Health and Social Care

SDS and Integration: How DPO’s can affect change

September 3, 2015 by No Comments | Category Uncategorized

Why are User-led Disabled People’s Organisations (DPOs) so important to the development of SDS and health and social care integration?

Health and Social Care Integration; it feels like big stuff. Talk of joint working teams, single management structures, agreed decision making protocols… it can sometimes feel quite daunting. So what’s it really all about and where should we start? At its heart, integration is about ensuring that those who use services get the right care and support whatever their needs, at any point in their care journey. It’s the outcomes for disabled people that matter the most and they need to be involved and engaged in the development of any new structures that are being built around integration. To do this successfully, there needs to be not just the kinds of structural change mentioned above, but also a cultural change to make service provision more user-led and user-focussed.

SDSS is a disabled people’s user-led organisation, born out of the Independent Living Movement, where disabled people have fought and struggled to have equality of access and support to enable them to be active citizens in their own community. This is the place that Disabled People’s Organisations are coming from – equality, rights, choice and control. This is what informs their practise.

So, if Health and Social Care Integration was being organised by disabled people and their organisations, what would they focus on? In 2012, Independent Living In Scotland, Lothian Centre for Inclusive Living, Glasgow Centre for Inclusive Living, SDSS, Glasgow Disability Alliance and Inclusion Scotland produced the 5 asks document, which highlighted the need for:

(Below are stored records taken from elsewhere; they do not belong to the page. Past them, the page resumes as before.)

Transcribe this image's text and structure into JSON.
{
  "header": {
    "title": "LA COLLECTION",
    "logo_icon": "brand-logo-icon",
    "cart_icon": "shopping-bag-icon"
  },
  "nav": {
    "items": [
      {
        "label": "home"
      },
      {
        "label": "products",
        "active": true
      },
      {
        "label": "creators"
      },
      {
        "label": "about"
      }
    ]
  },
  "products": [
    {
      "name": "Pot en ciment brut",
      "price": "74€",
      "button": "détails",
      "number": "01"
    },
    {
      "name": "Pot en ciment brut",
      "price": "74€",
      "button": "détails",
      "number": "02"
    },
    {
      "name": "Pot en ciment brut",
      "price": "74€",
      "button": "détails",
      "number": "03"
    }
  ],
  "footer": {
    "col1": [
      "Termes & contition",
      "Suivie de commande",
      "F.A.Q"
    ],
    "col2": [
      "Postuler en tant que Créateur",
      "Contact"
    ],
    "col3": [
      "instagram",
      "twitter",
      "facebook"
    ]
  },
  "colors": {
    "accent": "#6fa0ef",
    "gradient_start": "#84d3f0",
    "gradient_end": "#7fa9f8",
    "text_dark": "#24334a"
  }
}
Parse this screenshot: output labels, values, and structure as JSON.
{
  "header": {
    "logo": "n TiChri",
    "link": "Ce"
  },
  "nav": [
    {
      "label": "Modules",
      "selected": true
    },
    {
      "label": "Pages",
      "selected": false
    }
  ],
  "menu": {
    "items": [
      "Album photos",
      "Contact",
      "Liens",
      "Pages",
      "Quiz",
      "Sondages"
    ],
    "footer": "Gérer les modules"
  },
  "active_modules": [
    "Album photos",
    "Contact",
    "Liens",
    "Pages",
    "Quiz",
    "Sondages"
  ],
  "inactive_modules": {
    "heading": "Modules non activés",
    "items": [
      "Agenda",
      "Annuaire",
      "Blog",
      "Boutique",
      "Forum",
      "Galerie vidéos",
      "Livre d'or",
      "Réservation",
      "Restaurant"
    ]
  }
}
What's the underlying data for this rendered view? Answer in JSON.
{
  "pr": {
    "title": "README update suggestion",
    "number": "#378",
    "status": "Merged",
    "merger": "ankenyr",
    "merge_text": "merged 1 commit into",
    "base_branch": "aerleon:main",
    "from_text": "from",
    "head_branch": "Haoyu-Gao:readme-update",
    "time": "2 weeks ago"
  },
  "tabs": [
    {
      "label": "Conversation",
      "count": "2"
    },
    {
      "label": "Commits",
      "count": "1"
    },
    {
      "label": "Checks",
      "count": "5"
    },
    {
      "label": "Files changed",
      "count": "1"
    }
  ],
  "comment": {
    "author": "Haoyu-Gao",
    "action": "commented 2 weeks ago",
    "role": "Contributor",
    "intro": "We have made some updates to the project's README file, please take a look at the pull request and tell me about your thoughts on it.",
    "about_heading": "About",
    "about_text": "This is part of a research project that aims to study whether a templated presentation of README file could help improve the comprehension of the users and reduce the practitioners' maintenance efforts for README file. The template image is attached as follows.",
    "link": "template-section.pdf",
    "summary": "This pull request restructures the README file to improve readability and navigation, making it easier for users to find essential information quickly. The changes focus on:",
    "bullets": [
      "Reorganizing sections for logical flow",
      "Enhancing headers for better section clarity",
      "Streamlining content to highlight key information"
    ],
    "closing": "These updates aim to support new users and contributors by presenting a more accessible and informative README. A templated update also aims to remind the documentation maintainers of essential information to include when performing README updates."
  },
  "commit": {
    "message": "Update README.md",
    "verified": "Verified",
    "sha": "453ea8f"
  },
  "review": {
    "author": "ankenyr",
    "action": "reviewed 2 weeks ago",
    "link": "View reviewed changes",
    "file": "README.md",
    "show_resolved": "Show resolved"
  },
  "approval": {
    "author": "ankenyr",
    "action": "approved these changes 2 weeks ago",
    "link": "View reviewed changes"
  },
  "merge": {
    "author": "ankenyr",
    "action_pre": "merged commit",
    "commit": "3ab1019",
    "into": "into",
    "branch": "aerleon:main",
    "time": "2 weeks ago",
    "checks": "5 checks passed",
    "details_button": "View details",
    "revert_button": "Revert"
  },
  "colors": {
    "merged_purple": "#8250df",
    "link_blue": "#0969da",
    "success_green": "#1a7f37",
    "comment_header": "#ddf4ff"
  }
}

  1. A focus on independent living, equality and human rights throughout health and social care integration.
  2. Disabled people to be considered as full and equal stakeholders and co-producers in health and social care integration, with their lived experience recognised as being of central value to the process.
  3. Disabled people to be involved in leading development and decision-making, including how resources and money are spent, how eligibility is defined and how assessment takes place.
  4. The self-directed support and integration agendas to work together to promote seamless care provision.
  5. An understanding of the current levels of unmet need and the real cost of health and social care, which must then inform the budget-setting process.

So not only would Health and Social Care Integration be based on equality of user involvement, but all levels of decision-making, including resource allocation, would be informed by users’ needs, views, concerns and priorities, with the explicit aim of promoting independent living, equality and human rights.

How different would Scotland’s and Health and Social Care Services be if a ‘user-led’ approach was adopted? Choice, control and citizenship – we continue to hope.

1 It’s our world too: 5 asks for a better Public Bodies (Joint Working) (Scotland) Bill (ILIS 2012)

For further information on SDSS please go to:

Our website –

Our twitter page – @SDSScot

Our youtube channel –

Tags: , , , , , ,


Leave a comment